A Guide to Improving Your GI Health

Apr 21, 2014
If you think that a balanced diet is the key to gastrointestinal health, you’re only half right. While it’s important to watch what you eat, it’s equally critical to consider other day-to-day choices as well.

“An overall healthy lifestyle that includes eating a diet rich in fruits and vegetables and low in animal protein, avoiding smoking, controlling weight, exercising regularly, and minimizing stress is critical to both GI and overall health,” says Kevin Skole, MD,  a board certified gastroenterologist with Princeton Medicine. Evaluating your lifestyle and making a few adjustments can lead to major improvements in your health.

Lifestyle Changes
Control your weight. Obesity can lead to chronic GI problems, like acid reflux and constipation, and put you at risk for esophageal cancer.

Stop smoking. Smoking can exacerbate Crohn’s disease and may have a role in esophageal and pancreatic cancer.

Watch alcohol intake.
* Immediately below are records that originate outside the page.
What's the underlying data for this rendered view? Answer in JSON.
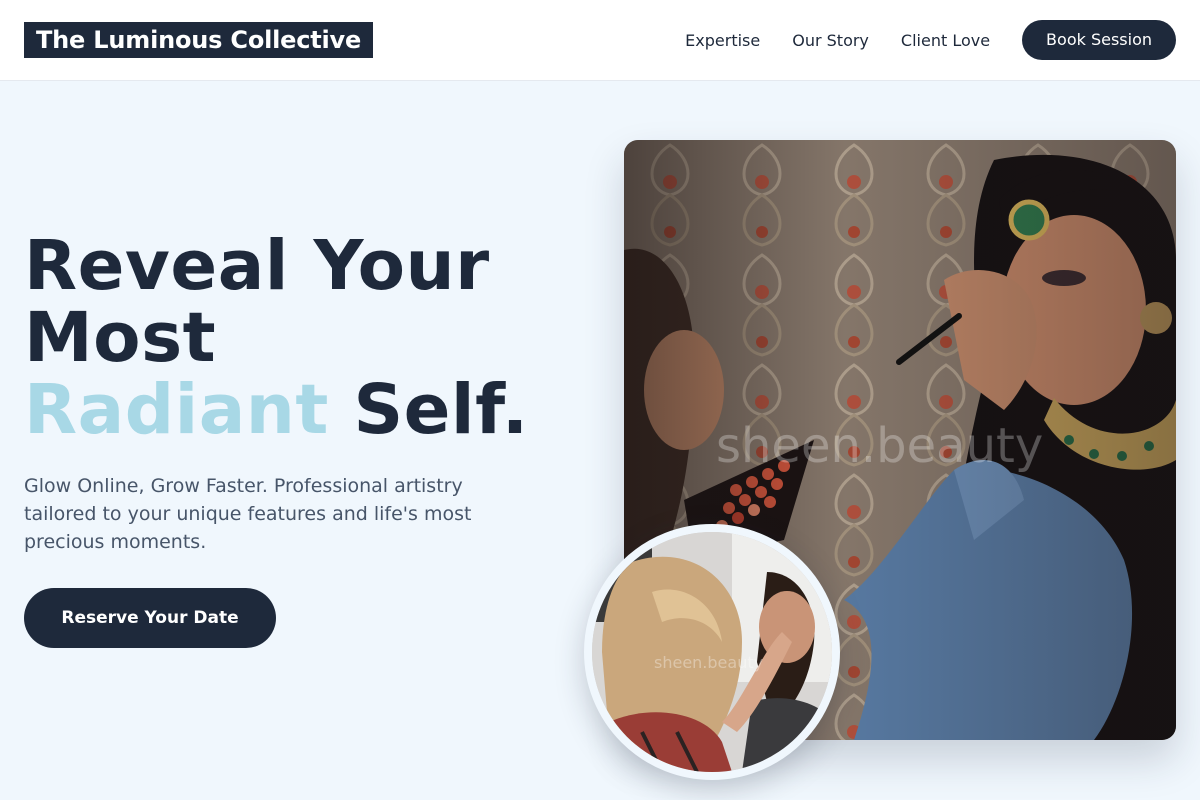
{
  "header": {
    "logo": "The Luminous Collective",
    "nav": [
      "Expertise",
      "Our Story",
      "Client Love"
    ],
    "cta": "Book Session"
  },
  "hero": {
    "headline_line1": "Reveal Your",
    "headline_line2": "Most",
    "headline_accent": "Radiant",
    "headline_end": "Self.",
    "subtext": "Glow Online, Grow Faster. Professional artistry tailored to your unique features and life's most precious moments.",
    "cta": "Reserve Your Date",
    "main_image_watermark": "sheen.beauty",
    "inset_image_watermark": "sheen.beauty"
  },
  "colors": {
    "primary": "#1e293b",
    "accent": "#a8d8e6",
    "background": "#f0f7fd",
    "text_muted": "#475569"
  }
}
Excessive alcohol can trigger acid reflux, irritate the stomach lining, and put you at risk for esophageal and pancreatic cancer, as well as pancreatitis, a painful inflammation of the pancreas.

Pay Attention to Diet
Consider probiotics. “The bacteria in our gut play a large role in overall health, GI and otherwise,” notes Dr. Skole. Probiotics — found in cultured foods like yogurt and also available in supplement form — may help maintain those good bacteria.

Add fiber to your diet. Insufficient fiber can lead to constipation and can contribute to diverticulitis, a painful disease of the large intestine. A high-fiber diet can help maintain healthy intestinal bacteria and aid in weight loss by creating a feeling of fullness.

Limit fatty foods. Eating high-fat foods can lead to reflux and contribute to irritable bowel syndrome (IBS), a chronic condition with symptoms that include abdominal pain, bloating, diarrhea, and constipation.

Consider gluten. A protein found in wheat, barley and rye products, gluten can cause serious problems in individuals with celiac disease. If you have unexplained intestinal pain, ask your doctor if celiac disease might be the cause. In addition, symptoms like bloating, gas and diarrhea could be a sign of gluten sensitivity in people who don’t suffer from celiac disease. Sometimes, simply cutting back on gluten can help.

Anything Else?
Limit antibiotics and pain medications. By killing off good bacteria as well as bad, antibiotics can cause GI problems like intestinal pain and diarrhea. And nonsteroidal anti-inflammatory drugs (NSAIDS), like ibuprofen and naproxen, can cause stomach pain and bleeding.

Control stress. Excessive stress can slow digestion and lead to—or exacerbate—GI pain. Studies indicate that relaxation therapy, hypnotherapy and cognitive behavioral therapy may all help regulate stress.

Get moving. Aerobic exercise like walking, running and biking can relieve and prevent constipation. It can also help control stress.

To find a physician affiliated with Princeton Medicine, call 1.800.FIND.A.DR (1.800.346.3237) or visit